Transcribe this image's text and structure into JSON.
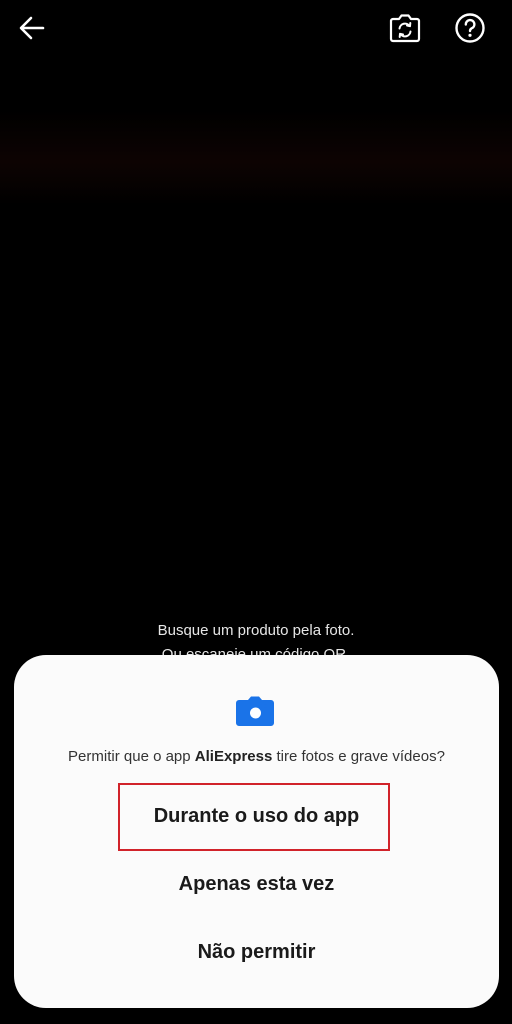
{
  "camera": {
    "hint_line1": "Busque um produto pela foto.",
    "hint_line2": "Ou escaneie um código QR."
  },
  "topbar": {
    "back_icon": "arrow-left-icon",
    "flip_icon": "camera-flip-icon",
    "help_icon": "help-circle-icon"
  },
  "dialog": {
    "icon": "camera-icon",
    "icon_color": "#1a73e8",
    "prompt_prefix": "Permitir que o app ",
    "app_name": "AliExpress",
    "prompt_suffix": " tire fotos e grave vídeos?",
    "options": [
      {
        "label": "Durante o uso do app"
      },
      {
        "label": "Apenas esta vez"
      },
      {
        "label": "Não permitir"
      }
    ],
    "highlight_color": "#d1232a"
  }
}
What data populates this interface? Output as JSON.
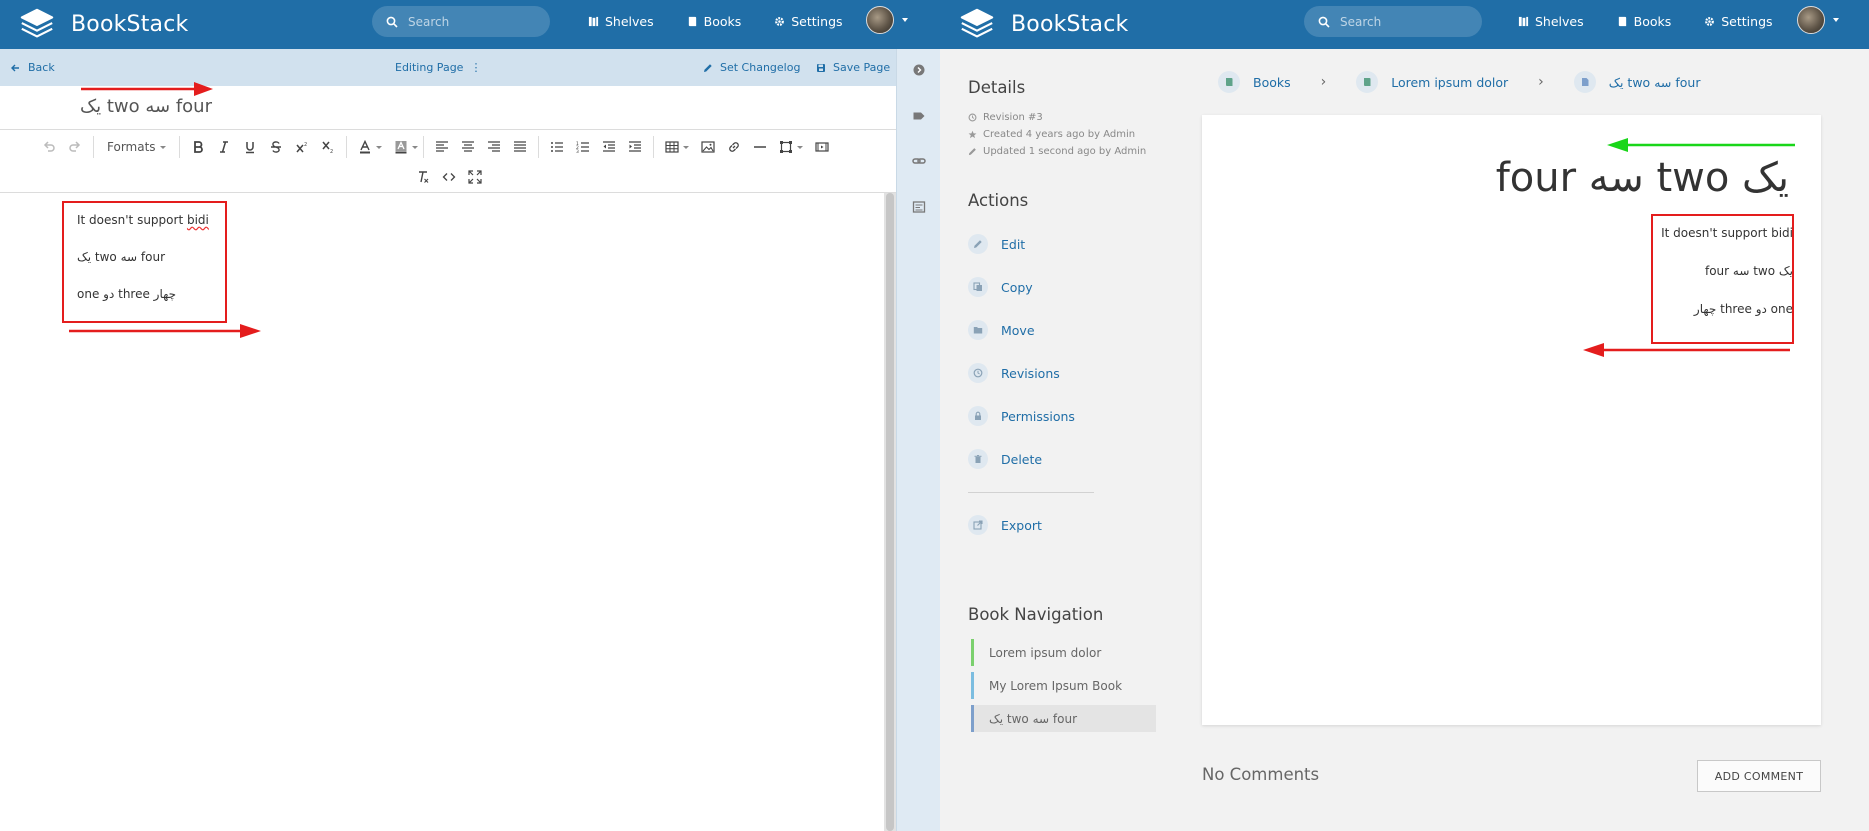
{
  "app": {
    "brand": "BookStack",
    "search_placeholder": "Search",
    "nav": {
      "shelves": "Shelves",
      "books": "Books",
      "settings": "Settings"
    }
  },
  "editor": {
    "back_label": "Back",
    "editing_label": "Editing Page",
    "editing_menu": "⋮",
    "changelog_label": "Set Changelog",
    "save_label": "Save Page",
    "title_value": "یک two سه four",
    "toolbar": {
      "formats_label": "Formats"
    },
    "paragraphs": [
      "It doesn't support bidi",
      "یک two سه four",
      "one دو three چهار"
    ]
  },
  "view": {
    "details_heading": "Details",
    "meta": {
      "revision": "Revision #3",
      "created": "Created 4 years ago by Admin",
      "updated": "Updated 1 second ago by Admin"
    },
    "actions_heading": "Actions",
    "actions": {
      "edit": "Edit",
      "copy": "Copy",
      "move": "Move",
      "revisions": "Revisions",
      "permissions": "Permissions",
      "delete": "Delete",
      "export": "Export"
    },
    "book_nav_heading": "Book Navigation",
    "book_nav": {
      "item1": "Lorem ipsum dolor",
      "item2": "My Lorem Ipsum Book",
      "item3": "یک two سه four"
    },
    "breadcrumbs": {
      "books": "Books",
      "book": "Lorem ipsum dolor",
      "page": "یک two سه four"
    },
    "content": {
      "title": "یک two سه four",
      "paragraphs": [
        "It doesn't support bidi",
        "یک two سه four",
        "one دو three چهار"
      ]
    },
    "no_comments": "No Comments",
    "add_comment_label": "ADD COMMENT"
  },
  "colors": {
    "header": "#206ea7",
    "edit_bar": "#d1e1ee",
    "annotation_red": "#e41d1d",
    "annotation_green": "#19d619"
  }
}
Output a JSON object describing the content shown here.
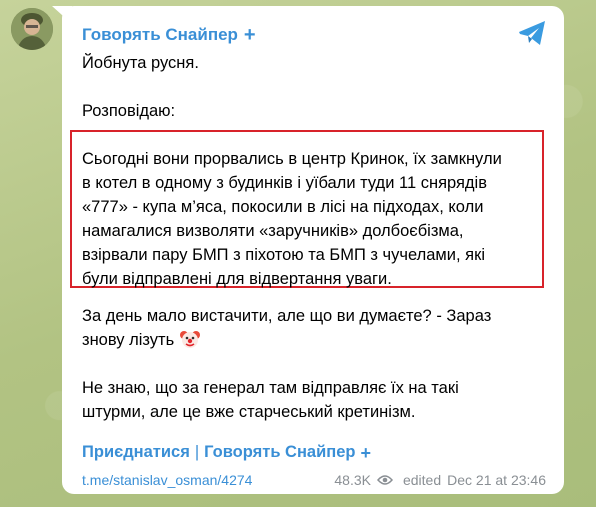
{
  "channel": {
    "name": "Говорять Снайпер",
    "badge": "+"
  },
  "post": {
    "line1": "Йобнута русня.",
    "line2": "Розповідаю:",
    "highlight_lines": [
      "Сьогодні вони прорвались в центр Кринок, їх замкнули",
      "в котел в одному з будинків і уїбали туди 11 снярядів",
      "«777» - купа м’яса, покосили в лісі на підходах, коли",
      "намагалися визволяти «заручників» долбоєбізма,",
      "взірвали пару БМП з піхотою та БМП з чучелами, які",
      "були відправлені для відвертання уваги."
    ],
    "para3_lines": [
      "За день мало вистачити, але що ви думаєте? - Зараз",
      "знову лізуть"
    ],
    "para3_emoji": "clown-face-icon",
    "para4_lines": [
      "Не знаю, що за генерал там відправляє їх на такі",
      "штурми, але це вже старчеський кретинізм."
    ]
  },
  "footer": {
    "join_label": "Приєднатися",
    "separator": "|",
    "channel_link": "Говорять Снайпер",
    "channel_badge": "+"
  },
  "meta": {
    "link": "t.me/stanislav_osman/4274",
    "views": "48.3K",
    "edited_label": "edited",
    "date": "Dec 21 at 23:46"
  },
  "colors": {
    "accent": "#3a8fd6",
    "highlight_border": "#d8232a"
  }
}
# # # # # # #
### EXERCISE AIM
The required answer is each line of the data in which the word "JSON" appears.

### ANSWER BOX
Transcribe this image's text and structure into JSON.
What data populates this interface? Output as JSON.
Output a JSON object describing the content shown here.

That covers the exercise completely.